# About this exercise:
Look over the lines below. Report each one that includes the string "SPORTS".

# Available data:
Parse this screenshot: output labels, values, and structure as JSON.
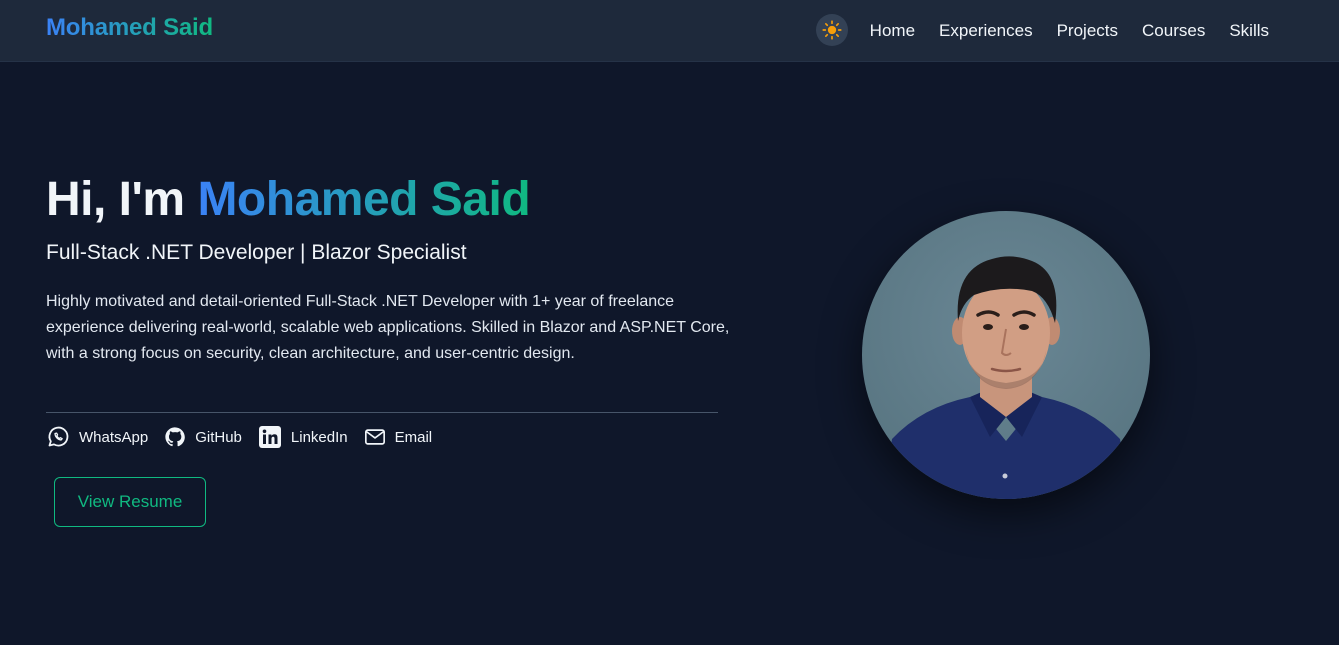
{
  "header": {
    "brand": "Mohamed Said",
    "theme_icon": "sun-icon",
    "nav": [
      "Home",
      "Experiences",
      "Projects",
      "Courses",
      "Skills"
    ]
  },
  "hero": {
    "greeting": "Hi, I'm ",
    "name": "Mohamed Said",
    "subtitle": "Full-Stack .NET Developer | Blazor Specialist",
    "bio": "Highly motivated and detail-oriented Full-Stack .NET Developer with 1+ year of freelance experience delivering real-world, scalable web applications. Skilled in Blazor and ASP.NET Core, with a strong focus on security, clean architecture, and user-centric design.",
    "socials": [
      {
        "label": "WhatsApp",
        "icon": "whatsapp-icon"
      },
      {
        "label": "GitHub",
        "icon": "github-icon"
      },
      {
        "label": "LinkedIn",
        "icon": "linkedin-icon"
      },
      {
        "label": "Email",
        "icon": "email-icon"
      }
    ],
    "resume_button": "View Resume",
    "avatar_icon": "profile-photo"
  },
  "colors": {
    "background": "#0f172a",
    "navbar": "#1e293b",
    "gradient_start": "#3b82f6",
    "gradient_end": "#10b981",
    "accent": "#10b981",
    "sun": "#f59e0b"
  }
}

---

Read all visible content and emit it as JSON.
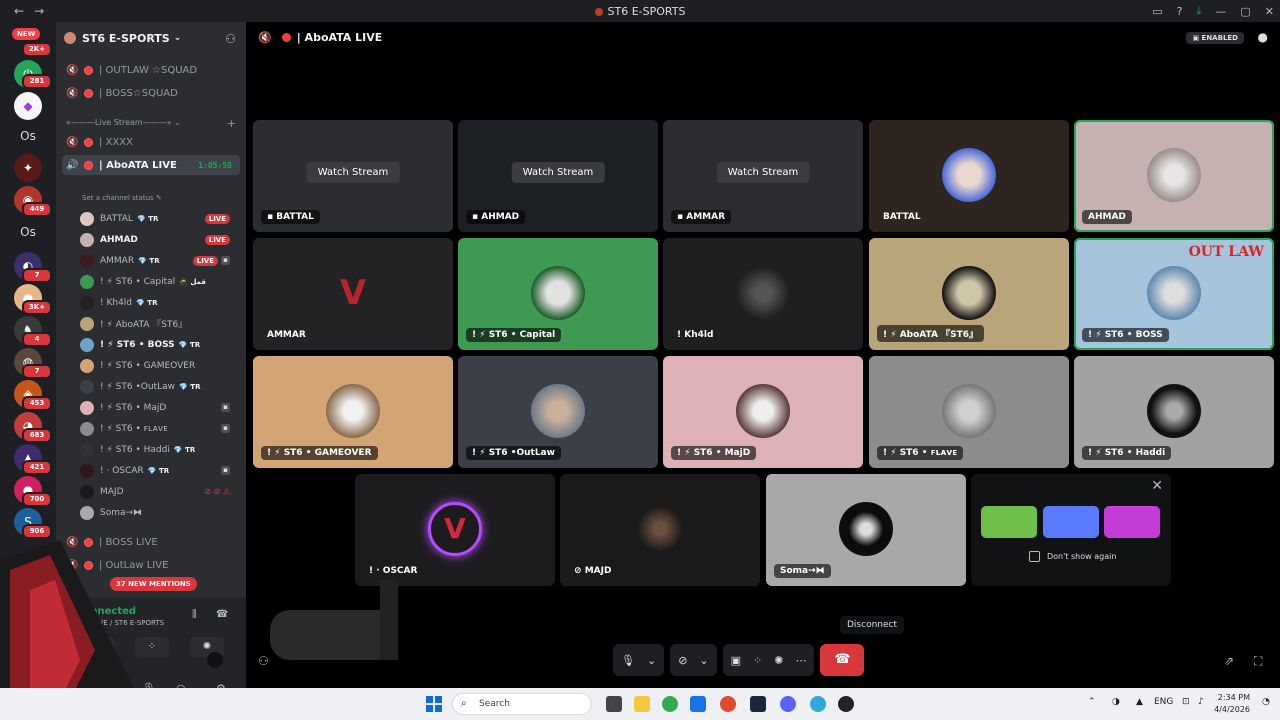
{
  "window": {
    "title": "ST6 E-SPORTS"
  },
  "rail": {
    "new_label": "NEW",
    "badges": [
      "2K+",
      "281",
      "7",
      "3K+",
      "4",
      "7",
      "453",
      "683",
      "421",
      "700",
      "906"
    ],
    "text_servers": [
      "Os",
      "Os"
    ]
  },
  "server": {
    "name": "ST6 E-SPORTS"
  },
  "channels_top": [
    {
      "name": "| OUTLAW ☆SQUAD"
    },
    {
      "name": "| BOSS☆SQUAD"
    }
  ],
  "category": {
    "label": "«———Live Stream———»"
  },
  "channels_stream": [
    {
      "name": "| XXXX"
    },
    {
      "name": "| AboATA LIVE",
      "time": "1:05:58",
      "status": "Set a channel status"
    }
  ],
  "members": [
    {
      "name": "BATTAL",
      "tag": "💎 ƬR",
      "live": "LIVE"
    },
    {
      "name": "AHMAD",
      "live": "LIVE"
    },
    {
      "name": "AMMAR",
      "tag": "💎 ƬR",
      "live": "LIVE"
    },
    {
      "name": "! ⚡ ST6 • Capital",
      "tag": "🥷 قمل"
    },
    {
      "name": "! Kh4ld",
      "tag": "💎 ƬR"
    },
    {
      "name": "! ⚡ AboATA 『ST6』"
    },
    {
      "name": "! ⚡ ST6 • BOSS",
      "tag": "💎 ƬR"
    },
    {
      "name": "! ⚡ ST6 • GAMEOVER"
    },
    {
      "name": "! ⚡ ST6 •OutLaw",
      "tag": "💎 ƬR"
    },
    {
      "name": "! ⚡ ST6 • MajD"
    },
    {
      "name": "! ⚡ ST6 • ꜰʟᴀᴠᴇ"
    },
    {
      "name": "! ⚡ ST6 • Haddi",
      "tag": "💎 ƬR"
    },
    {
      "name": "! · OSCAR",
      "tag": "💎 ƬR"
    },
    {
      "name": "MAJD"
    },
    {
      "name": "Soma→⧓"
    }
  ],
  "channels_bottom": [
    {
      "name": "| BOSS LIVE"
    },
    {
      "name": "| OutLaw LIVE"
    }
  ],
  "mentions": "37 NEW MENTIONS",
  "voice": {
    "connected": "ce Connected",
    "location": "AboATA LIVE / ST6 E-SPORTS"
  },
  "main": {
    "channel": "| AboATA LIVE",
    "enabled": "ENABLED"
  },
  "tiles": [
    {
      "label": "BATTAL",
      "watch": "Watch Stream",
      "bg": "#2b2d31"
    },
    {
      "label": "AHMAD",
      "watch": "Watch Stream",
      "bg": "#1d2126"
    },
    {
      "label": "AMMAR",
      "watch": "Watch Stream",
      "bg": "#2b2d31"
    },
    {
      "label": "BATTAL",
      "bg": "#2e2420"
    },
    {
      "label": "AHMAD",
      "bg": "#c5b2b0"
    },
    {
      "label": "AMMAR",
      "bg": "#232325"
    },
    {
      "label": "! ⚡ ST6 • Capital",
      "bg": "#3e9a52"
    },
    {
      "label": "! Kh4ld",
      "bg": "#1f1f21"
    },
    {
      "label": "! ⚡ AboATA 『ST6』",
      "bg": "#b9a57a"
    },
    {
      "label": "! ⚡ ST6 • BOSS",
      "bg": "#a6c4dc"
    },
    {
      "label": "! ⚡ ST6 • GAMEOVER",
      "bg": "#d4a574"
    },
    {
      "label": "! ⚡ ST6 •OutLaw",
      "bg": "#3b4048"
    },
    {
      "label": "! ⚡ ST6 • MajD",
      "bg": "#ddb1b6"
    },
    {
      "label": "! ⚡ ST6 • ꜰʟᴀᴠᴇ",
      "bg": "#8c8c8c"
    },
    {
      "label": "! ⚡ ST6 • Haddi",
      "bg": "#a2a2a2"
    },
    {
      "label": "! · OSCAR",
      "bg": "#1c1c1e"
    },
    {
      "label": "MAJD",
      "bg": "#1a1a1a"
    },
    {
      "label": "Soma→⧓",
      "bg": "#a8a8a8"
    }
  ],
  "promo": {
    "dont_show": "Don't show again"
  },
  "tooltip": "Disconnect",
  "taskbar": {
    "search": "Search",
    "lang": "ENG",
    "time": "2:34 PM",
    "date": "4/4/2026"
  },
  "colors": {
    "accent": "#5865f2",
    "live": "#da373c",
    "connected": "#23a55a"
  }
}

# Solution below:
    "title": "ST6 E-SPORTS"
    "name": "ST6 E-SPORTS"
    "location": "AboATA LIVE / ST6 E-SPORTS"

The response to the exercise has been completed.